Potty Talk
Potty Talk

Potty Talk

The famous book title says it all: everybody poops! And, a lot of people have problems with their poop. It’s a shame this isn’t talked about more openly, because there are so many simple things that can help if you are constipated in particular!

By, Stephanie Dillon, PT, DPT, WCS

Let's start with the big one: how often should you poop?

Great question! And the answer might surprise you—typical frequency for bowel movements (BMs) is anywhere from 3x/day to 3x/week. So, most of us fall into "normal" on one end or the other. HOWEVER, I will say that I feel best if I poop every day, and I think the same is true for my patients! So I generally prefer myself and my patients to have a daily bowel movement at minimum.

What if you poop less than that?
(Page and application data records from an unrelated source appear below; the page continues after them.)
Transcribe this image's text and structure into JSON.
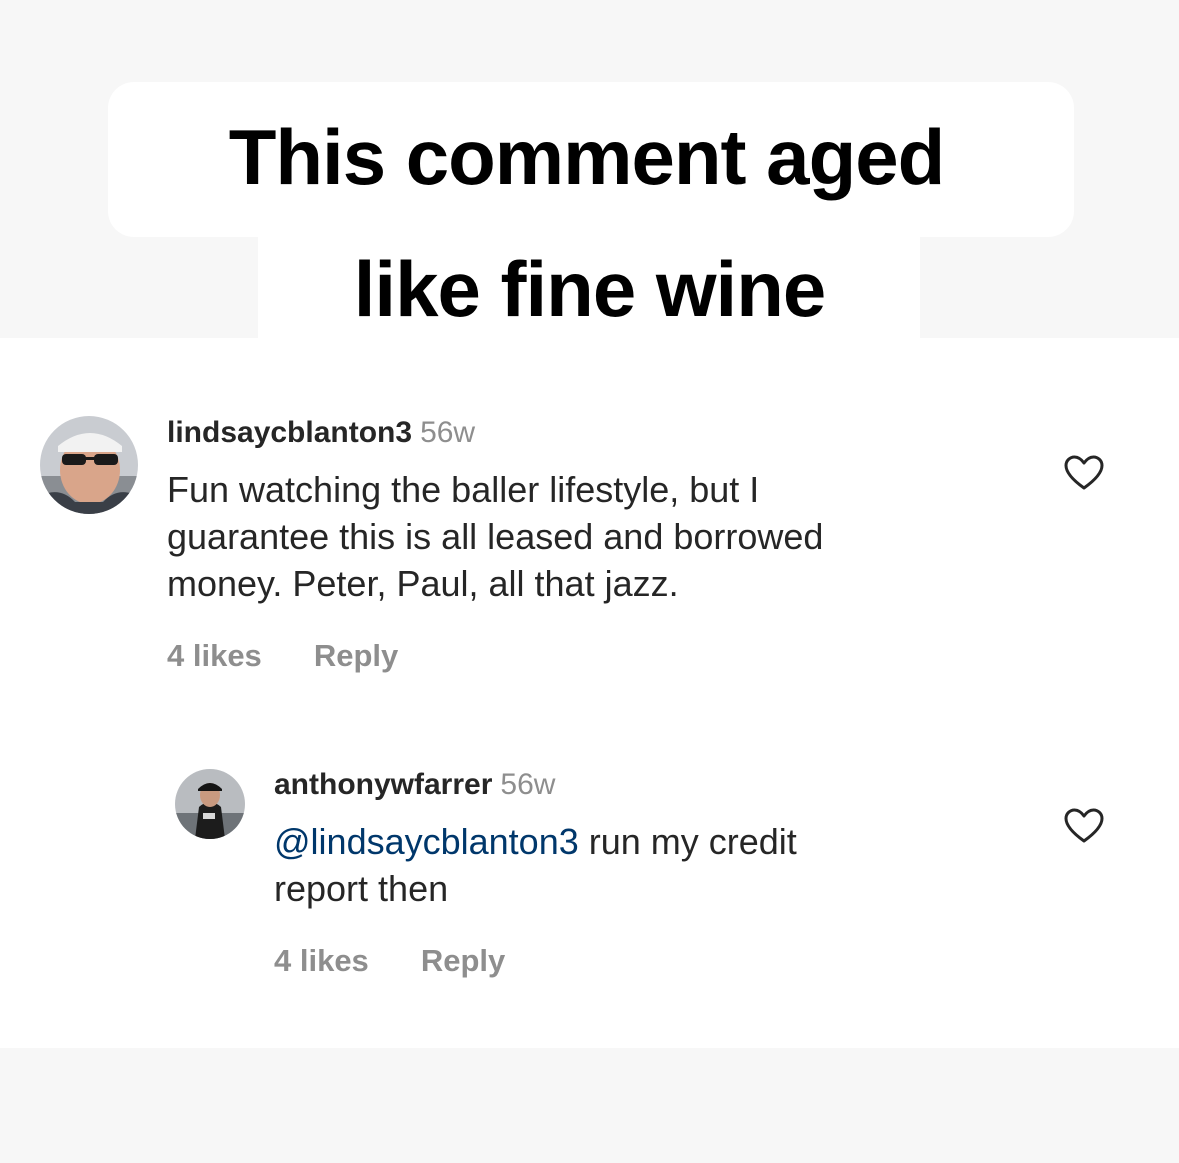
{
  "caption": {
    "line1": "This comment aged",
    "line2": "like fine wine"
  },
  "comments": [
    {
      "username": "lindsaycblanton3",
      "time": "56w",
      "text_lines": [
        "Fun watching the baller lifestyle, but I",
        "guarantee this is all leased and borrowed",
        "money. Peter, Paul, all that jazz."
      ],
      "likes": "4 likes",
      "reply_label": "Reply",
      "like_icon": "heart-outline-icon"
    },
    {
      "username": "anthonywfarrer",
      "time": "56w",
      "mention": "@lindsaycblanton3",
      "text_rest_line1": " run my credit",
      "text_line2": "report then",
      "likes": "4 likes",
      "reply_label": "Reply",
      "like_icon": "heart-outline-icon"
    }
  ],
  "colors": {
    "text": "#262626",
    "secondary": "#8e8e8e",
    "mention": "#00376b",
    "background": "#f7f7f7"
  }
}
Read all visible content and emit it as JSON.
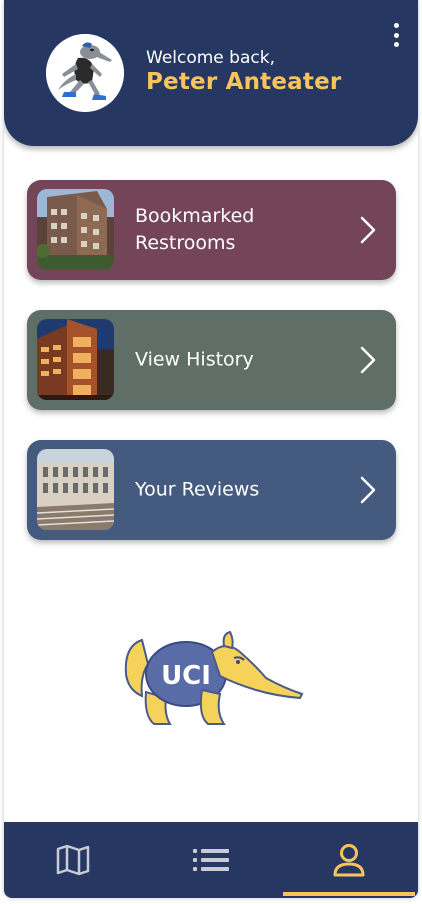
{
  "header": {
    "welcome": "Welcome back,",
    "username": "Peter Anteater",
    "menu_icon": "kebab-menu-icon"
  },
  "cards": [
    {
      "label": "Bookmarked Restrooms",
      "color": "#744458",
      "icon": "chevron-right-icon"
    },
    {
      "label": "View History",
      "color": "#5f6e66",
      "icon": "chevron-right-icon"
    },
    {
      "label": "Your Reviews",
      "color": "#445a7e",
      "icon": "chevron-right-icon"
    }
  ],
  "mascot_text": "UCI",
  "nav": {
    "items": [
      {
        "name": "map",
        "icon": "map-icon"
      },
      {
        "name": "list",
        "icon": "list-icon"
      },
      {
        "name": "profile",
        "icon": "person-icon",
        "active": true
      }
    ],
    "active_color": "#f7c55b"
  },
  "colors": {
    "primary": "#263762",
    "accent": "#f7c55b"
  }
}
Technically, then you would meet the guidelines of constipation. However, you can poop daily and still be constipated—it really depends upon how much stool you are actually getting out. Many people with constipation struggle with not getting very much poop out whenever they do sit down to poop, which may happen more often than not. The main rule of thumb is that you should NOT have to strain with your bowel movements. Yes you should have to push gently, or exert some effort, but generally your stool should come out easily. If you are holding your breath or pushing really hard, then most likely you are constipated too.

What if you poop more than that?

There is a chance you may have a different sort of bowel problem, such as irritable bowel syndrome. This is especially true if you are pooping frequently but only getting small amounts out. However, of course you can't diagnose IBS just by bowel frequency! But it can be one component of IBS. Other problems like stress and anxiety can also lead to an increase in bowel frequency, or people that have medical diagnoses like Crohn’s or Celiac disease also can have frequent BMs.

What about poop consistency?

This is the golden ticket! By seeing where you fall on the Bristol Stool Scale, you can learn SO much about your bowel health. The optimal stool type is a type 4, but type 3 is also pretty darn good.You are most likely constipated if you have types 1-2, or have diarrhea and/or fecal incontinence if you have types 5-7.  

And, there is an excellent version of the Bristol scale that is for kids, but also I use it with my adults too sometimes just because it's fun. :)

Type 1 especially is really indicative of an overactive/hypertonic pelvic floor. These "rabbit droppings" mean that your pelvic floor muscles only relax JUST enough to squeeze a tiny bit of poop out, and then tighten back up again. In order to get nice type 3's and 4's, you need to be able to relax/elongate your pelvic floor for about 15-20 seconds.

How do I improve my stool consistency if I'm either a type 1-2 or a type 5-7?

The answers are actually very close to each other! Both types typically benefit from fiber. Insoluble fiber doesn't get absorbed by the body, but essentially helps push stool through your colon faster. So that can help types 1-2. Soluble fiber helps bulk stool and slows digestion, which thus can help types 5-7. Check out more info on soluble and insoluble fiber here.

Here is a great chart of how much fiber is in different types of foods. This way you can make some easy choices (sub peas for green beans, for example) to help boost your fiber intake.

And, especially for stool types 1-2, make sure you are drinking enough water! Water helps keep your stool soft and keep things moving. Aim for half your body weight in ounces, or until your pee is a pale, straw-colored yellow.

Does the squatty potty help?

Absolutely! The squatty potty is the million dollar idea we all wish we would have had, lol.  

If you aren't familiar with it, they have very catchy ads you can watch. But basically the squatty potty is just a stool with a half-circle cut out in it. This way it can slide easily under your toilet when you are done, rather than take up extra space in your bathroom.  

The idea is that by using a stool under your feet, you can elevate your hips higher than your knees while pooping. This helps your pelvic floor relax naturally, so then you have to exert less effort to eliminate your stool. This article also gives an excellent overview of the importance of toileting posture, among other things!

What about breathing?

Breathing is SO important for bowel movements! No matter your bowel issue (and even if you don't have any bowel issues per se), if you work on your breathing and use a stool underneath your feet, then you will poop so much more easily, I promise!

When you "push" to get your poop out, it's really important that you don't hold your breath. Instead, you want to exhale as you push. (Note: this is the OPPOSITE of brace/blink/rocket if you are already doing the MommaStrong program! We need to exhale and contract our PFM with exercise, but with bowel movements it's exactly the opposite. The PFM need to relax/descend to get your poop out, and in order to help them relax, it's important not to hold your breath.)

It's also helpful to keep your belly distended a bit as you push, rather than do a "brace" or draw belly to spine. For kids, I often use the "bubble belly/bubble bottom" imagery. The idea is that if the belly is pushing out slightly, that helps the pelvic floor push down slightly, and then the rectum can open better to get your stool out. Give it a try!

Stay tuned for upcoming posts where we will talk more about specific bowel problems, especially ones that can develop as a result of pregnancy and childbirth. And, we’ll even dive into pediatric constipation, with some recommendations on how you can help your kiddos if they struggle with pooping too!